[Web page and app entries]
#####

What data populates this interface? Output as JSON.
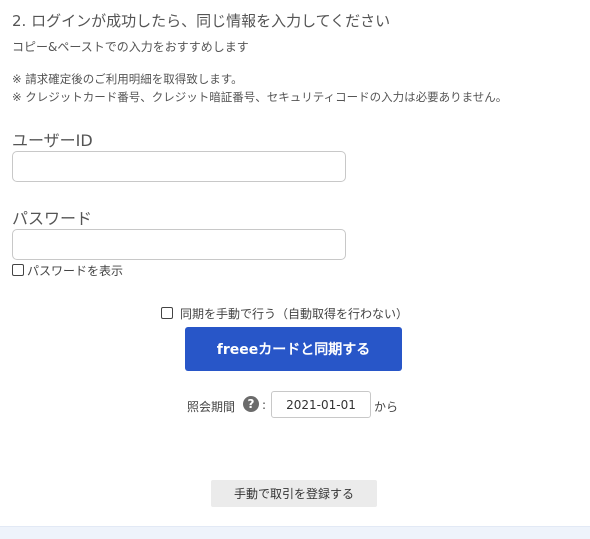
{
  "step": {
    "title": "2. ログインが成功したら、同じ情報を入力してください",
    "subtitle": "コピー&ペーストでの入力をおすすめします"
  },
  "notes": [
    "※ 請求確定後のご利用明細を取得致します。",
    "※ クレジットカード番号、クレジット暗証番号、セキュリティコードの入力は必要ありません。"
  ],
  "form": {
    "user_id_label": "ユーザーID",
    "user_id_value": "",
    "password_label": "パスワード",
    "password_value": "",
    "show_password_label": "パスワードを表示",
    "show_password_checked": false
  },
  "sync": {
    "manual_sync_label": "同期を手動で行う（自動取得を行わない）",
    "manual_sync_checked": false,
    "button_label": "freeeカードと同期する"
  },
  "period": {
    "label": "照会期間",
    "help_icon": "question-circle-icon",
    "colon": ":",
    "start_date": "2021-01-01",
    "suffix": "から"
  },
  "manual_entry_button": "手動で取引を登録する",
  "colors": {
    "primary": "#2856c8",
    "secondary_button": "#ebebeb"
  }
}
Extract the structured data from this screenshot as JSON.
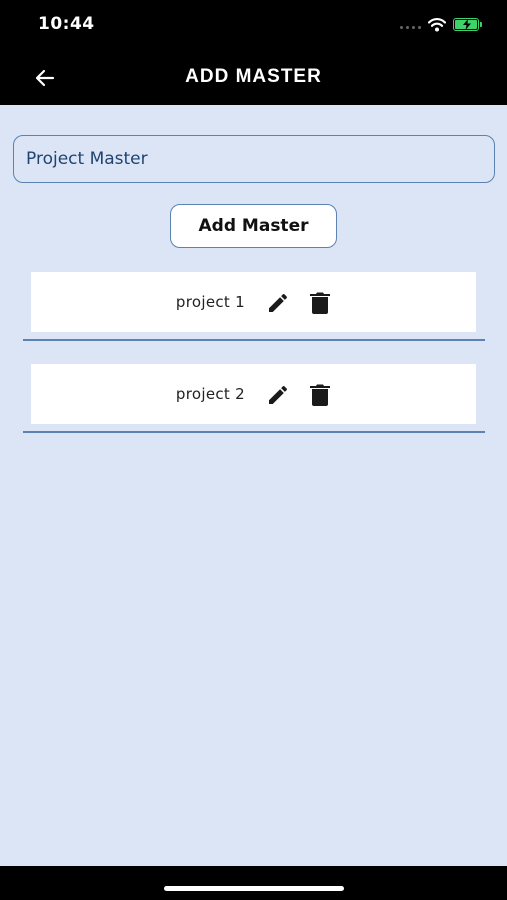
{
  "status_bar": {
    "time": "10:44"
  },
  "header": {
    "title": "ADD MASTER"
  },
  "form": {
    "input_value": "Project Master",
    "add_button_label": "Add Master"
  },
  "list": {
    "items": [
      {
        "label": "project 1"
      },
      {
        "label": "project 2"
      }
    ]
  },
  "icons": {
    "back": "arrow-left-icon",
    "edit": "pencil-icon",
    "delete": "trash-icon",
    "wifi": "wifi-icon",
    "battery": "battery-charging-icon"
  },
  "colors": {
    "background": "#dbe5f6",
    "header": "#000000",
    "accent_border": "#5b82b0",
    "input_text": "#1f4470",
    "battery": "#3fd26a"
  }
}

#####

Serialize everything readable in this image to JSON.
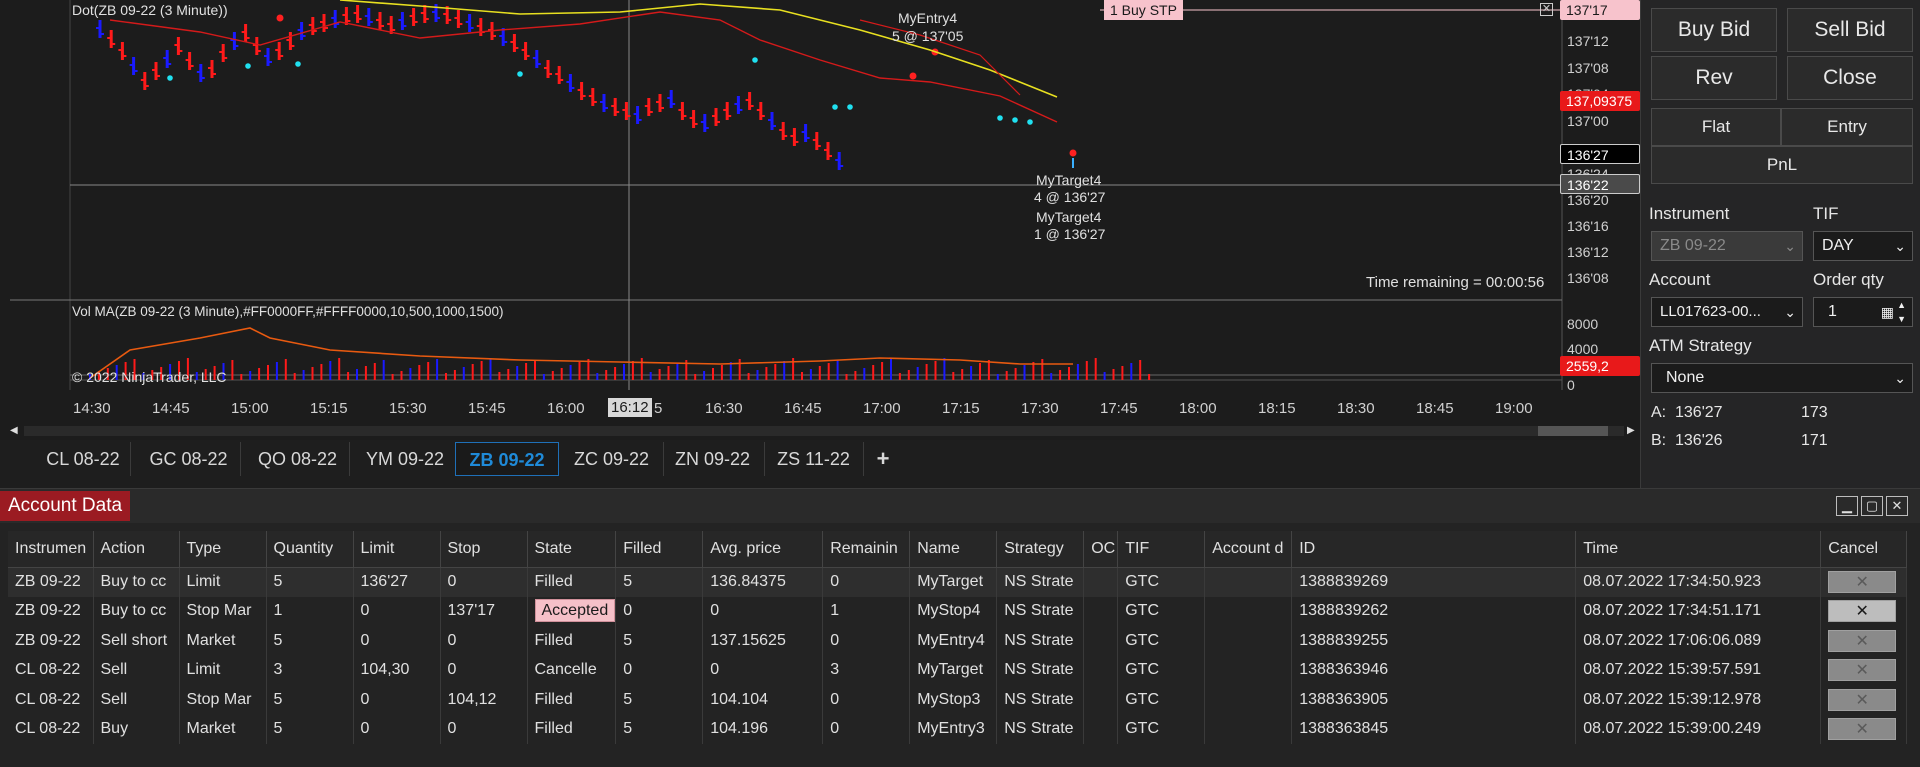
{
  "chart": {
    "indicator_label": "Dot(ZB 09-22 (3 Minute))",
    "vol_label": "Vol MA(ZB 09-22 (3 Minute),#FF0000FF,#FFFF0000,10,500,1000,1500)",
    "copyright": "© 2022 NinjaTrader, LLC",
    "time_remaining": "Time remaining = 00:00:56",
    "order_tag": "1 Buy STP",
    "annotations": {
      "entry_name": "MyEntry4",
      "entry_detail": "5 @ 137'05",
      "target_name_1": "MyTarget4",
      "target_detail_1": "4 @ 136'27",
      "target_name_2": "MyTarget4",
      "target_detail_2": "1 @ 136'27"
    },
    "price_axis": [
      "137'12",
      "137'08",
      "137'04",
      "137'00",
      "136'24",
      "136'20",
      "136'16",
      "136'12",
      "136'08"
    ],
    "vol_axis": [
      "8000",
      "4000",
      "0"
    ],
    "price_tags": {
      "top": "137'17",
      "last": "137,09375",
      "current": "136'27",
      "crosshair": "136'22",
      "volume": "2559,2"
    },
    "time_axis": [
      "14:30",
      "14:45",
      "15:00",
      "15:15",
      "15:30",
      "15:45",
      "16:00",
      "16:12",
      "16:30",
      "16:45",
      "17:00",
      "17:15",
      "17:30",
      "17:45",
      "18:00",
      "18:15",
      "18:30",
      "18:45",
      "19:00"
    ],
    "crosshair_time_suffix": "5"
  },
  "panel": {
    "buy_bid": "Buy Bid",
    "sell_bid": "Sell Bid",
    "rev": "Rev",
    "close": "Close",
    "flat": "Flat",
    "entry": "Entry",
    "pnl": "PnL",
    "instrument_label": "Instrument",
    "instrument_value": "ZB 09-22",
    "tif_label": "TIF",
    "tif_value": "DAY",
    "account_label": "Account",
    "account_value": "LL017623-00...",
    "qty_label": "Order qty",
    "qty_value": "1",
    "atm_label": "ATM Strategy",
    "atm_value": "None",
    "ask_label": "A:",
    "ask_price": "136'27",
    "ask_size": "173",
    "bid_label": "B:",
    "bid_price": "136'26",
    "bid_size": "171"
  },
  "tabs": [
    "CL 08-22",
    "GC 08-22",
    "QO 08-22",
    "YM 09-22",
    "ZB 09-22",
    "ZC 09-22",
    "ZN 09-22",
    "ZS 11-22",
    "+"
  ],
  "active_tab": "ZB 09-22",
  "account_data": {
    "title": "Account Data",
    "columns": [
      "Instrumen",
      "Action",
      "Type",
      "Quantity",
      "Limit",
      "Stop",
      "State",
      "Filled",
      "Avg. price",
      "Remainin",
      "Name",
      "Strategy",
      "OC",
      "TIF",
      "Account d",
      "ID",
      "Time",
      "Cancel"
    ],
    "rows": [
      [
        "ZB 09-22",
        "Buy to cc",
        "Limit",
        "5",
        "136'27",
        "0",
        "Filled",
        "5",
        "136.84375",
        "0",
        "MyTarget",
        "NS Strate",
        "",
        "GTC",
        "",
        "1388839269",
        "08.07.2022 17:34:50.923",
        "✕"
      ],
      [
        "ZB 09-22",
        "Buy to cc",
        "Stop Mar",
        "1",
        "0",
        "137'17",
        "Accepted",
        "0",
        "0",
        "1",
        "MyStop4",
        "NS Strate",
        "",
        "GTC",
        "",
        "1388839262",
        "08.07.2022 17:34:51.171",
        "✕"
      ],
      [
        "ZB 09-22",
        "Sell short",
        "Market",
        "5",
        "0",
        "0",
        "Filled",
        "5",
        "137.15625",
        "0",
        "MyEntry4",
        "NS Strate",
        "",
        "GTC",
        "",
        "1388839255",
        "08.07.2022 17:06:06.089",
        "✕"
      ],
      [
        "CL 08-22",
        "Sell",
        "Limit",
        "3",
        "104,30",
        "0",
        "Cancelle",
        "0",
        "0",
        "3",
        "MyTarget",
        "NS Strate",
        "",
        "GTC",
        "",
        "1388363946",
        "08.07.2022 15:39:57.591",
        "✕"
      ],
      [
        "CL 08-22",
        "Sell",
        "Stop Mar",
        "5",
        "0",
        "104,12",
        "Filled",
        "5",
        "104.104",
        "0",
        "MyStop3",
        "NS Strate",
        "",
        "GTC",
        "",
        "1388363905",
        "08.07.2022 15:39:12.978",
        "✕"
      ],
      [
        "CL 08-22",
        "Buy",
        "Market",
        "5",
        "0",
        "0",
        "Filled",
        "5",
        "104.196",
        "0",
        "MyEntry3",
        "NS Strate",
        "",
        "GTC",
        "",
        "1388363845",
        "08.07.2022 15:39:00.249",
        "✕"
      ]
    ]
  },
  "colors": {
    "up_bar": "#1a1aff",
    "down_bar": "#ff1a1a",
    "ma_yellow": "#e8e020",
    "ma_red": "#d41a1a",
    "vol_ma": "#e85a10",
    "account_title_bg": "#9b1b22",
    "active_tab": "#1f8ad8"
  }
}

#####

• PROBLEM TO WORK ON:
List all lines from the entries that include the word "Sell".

• WRITTEN REPLY:
    "sell_bid": "Sell Bid",
        "Sell short",
        "Sell",
        "Sell",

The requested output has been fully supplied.